When it comes to churches and money, one thing is certain, there are more poor struggling congregations and preachers than there are wealthy ones. The ones that are best known and talked about in the secular world are a tiny fraction of what is the church, which most certainly does not mean wealthy churches aren’t Christian. It doesn’t mean well known preachers are false teachers. It doesn’t mean the wealthiest, or most disgraced church leaders aren’t Christians. It does make it likely that some of them are. On the other hand, not all down home, traditional bake sale to replace the hymnals churches and their members are or aren’t Christians either. People tend to form opinions on either the best examples and the worst, generally choosing and using them to reinforce their own preset views. For example; The guy on TV, busted for a sex ring proves the church is all hypocritical, the guy who feeds the homeless once a week handing out bible verses, even though he has next to nothing is clearly nuts. Or, The Lord is using this good Christian’s sin to show us we’re all flawed, or “God has chosen to bless him exceedingly” about the guy who’s employees live in poverty. People can talk themselves into anything. There are rich and poor people in everything, lazy useless degenerates that are rich and poor, hard working, good hearted people that are rich and poor, ruthless schemers who are rich and poor, and Christians who are rich and poor.

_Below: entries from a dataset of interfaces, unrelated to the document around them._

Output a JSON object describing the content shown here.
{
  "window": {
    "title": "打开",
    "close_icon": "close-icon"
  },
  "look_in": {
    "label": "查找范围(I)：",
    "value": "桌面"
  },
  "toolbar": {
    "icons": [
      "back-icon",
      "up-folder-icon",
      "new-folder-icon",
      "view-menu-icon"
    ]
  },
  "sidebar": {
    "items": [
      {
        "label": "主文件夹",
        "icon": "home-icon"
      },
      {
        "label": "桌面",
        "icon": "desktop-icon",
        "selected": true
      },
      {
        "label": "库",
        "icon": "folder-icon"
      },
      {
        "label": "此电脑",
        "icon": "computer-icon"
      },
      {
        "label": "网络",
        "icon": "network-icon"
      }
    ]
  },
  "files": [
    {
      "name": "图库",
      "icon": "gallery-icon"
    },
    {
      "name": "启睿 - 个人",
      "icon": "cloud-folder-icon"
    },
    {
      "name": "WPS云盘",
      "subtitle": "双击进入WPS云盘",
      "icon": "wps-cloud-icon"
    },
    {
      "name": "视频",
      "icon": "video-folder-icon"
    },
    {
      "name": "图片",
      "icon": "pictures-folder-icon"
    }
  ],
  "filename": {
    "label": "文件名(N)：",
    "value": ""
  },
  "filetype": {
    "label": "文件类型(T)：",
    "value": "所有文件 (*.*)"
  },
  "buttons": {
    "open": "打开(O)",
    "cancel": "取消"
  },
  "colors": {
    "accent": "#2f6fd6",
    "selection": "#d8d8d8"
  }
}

“Churches should pay taxes like everyone else!” Churches certainly enjoy the most tax exemptions, but not much more than many other not-for-profit or non-profit organizations, and no more than other religious organizations. The big difference is no property tax, and less oversight. I can’t say I agree with all the tax exemptions different organizations get, but I don’t agree with many of the taxes everyone else has to pay either. The separation of church and state was and is the primary reason for their exclusion and for those who believe churches should pay should consider the implications. Church organizations are not allowed to send lobbyists to influence government regulations, if they were taxed the same, they could and would.
Jesus sent the disciples out with nothing but the word. He told the rich young man to give away all he had. He didn’t say live in poverty or take no payment for doing good service. To me this shows you must love the lord, not worldly riches, and that loving the lord isn’t a way to financial success. People point fingers about churches wanting ten percent of their income, but the Bible actually calls for ten percent of ALL that you have. That’s not greed, it’s biblical statute watered down. We’re promised peace of mind and eternal life, not earthly trappings or an easy life.
When commenting on the church, I base it on the church as it is at it’s heart, that which it was intended to be, and is for so many. There are plenty of critics who focus only on the bad examples. I’m a Christian, Jesus lit a light in me that isn’t disturbed by the winds of change, not filtered by political correctness and not overpowered or dimmed by the world around me.